Type 2 diabetes can cause major illnesses such as cardiovascular disease. Additionally, some cancers have been linked to type 2 diabetes. Obesity is a common risk factor for the development of diabetes, but other variables can trigger it as well — including the onset of gestational diabetes.
Roughly 20 percent of all pregnancies lead to the development of gestational diabetes. Those women have a risk of developing type 2 diabetes 10 times higher than others, especially if they are overweight.
Previous studies have shown that the reduction of overall weight after pregnancy can help to prevent the onset of type 2 diabetes, however, figuring out the ideal strategy for weight management can prove challenging, especially for women who have just given birth.
Researchers from the University of South Australia found that the “5:2 diet,” or intermittent fasting, may help women successfully shed pounds and maintain a healthy weight better than a traditional calorie-reducing diet because it provides them with more flexibility and control over their health goals.
Fasting can make weight loss easier after pregnancy
The study lasted for one year. Researchers gathered 62 women diagnosed with gestational diabetes and placed them into two groups. One consumed a steady diet of 1,500 calories per day and one used the 5:2 diet, which reduced their calorie intake to 500 two days out of the week. Results show that either diet lowers overall weight in the same amount and rate, however, the 5:2 diet, according to the study, was easier to manage.
“Gestational diabetes is the fastest growing type of diabetes in Australia, affecting 15% of pregnancies,” says lead scientist Dr. Kristy Gray in a university release. “Healthy eating and regular physical activity are recommended to manage gestational diabetes, with continuous energy restriction diets – or diets that cut calories by 25-30% – being the most common strategy for weight loss and diabetes prevention.”
“The trouble is, however, that new moms often put themselves last – they’re struggling with fatigue and juggling family responsibilities – so when it comes to weight loss, many find it hard to stick to a low-calorie diet. The 5:2 diet may provide a less overwhelming option. As it only cuts calories over two days, some women may find it easier to adopt and adhere to, as opposed to a consistently low-calorie diet requiring constant management,” Dr. Gray continues.
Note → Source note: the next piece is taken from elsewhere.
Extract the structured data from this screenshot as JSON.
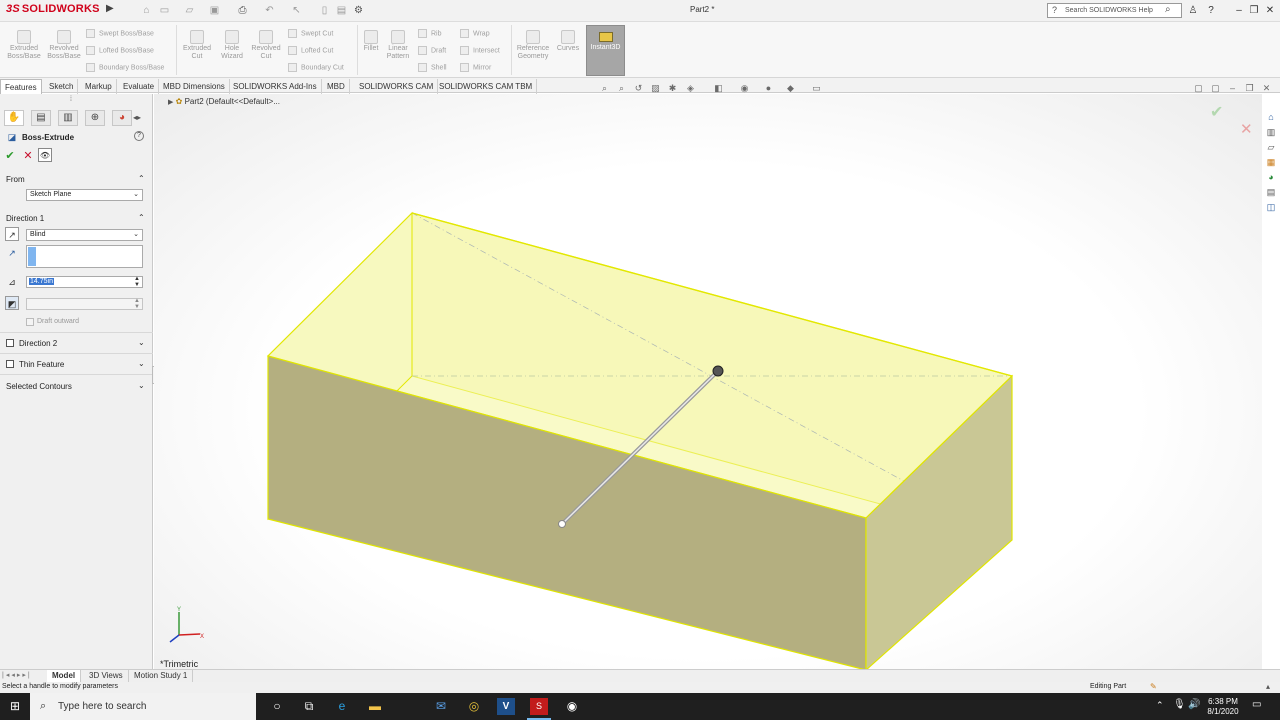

“Our research shows that the 5:2 diet is just as effective at achieving weight loss as a continuous energy-restricted diet in women who have had gestational diabetes, which is great because it provides women with greater choice and control,” the study author concludes. “Of course, women should seek advice from a health professional before commencing this type of diet, to make sure that it is suitable for them.”
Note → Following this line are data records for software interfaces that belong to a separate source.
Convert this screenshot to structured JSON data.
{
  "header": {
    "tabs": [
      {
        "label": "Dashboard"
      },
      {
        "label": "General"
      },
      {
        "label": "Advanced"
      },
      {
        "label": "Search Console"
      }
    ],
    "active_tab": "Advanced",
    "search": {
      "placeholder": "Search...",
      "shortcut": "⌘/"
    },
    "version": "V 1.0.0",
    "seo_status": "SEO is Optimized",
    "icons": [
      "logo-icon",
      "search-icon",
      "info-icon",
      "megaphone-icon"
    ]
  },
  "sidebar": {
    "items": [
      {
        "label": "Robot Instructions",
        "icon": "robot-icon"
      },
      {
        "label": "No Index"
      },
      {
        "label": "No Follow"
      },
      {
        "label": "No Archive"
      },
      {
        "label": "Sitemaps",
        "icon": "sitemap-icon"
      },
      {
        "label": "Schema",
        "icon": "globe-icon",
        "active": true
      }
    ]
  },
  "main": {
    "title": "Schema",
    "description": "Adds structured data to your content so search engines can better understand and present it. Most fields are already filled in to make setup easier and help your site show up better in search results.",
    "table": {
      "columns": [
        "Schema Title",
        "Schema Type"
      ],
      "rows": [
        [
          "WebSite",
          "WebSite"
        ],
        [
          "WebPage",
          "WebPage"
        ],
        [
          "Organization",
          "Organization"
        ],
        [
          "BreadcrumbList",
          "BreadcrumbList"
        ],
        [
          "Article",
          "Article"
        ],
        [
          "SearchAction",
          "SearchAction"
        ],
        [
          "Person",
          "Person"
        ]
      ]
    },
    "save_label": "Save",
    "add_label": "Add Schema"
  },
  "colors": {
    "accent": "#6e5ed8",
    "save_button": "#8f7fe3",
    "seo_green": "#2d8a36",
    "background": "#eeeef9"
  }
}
The findings appear in the American Journal of Clinical Nutrition.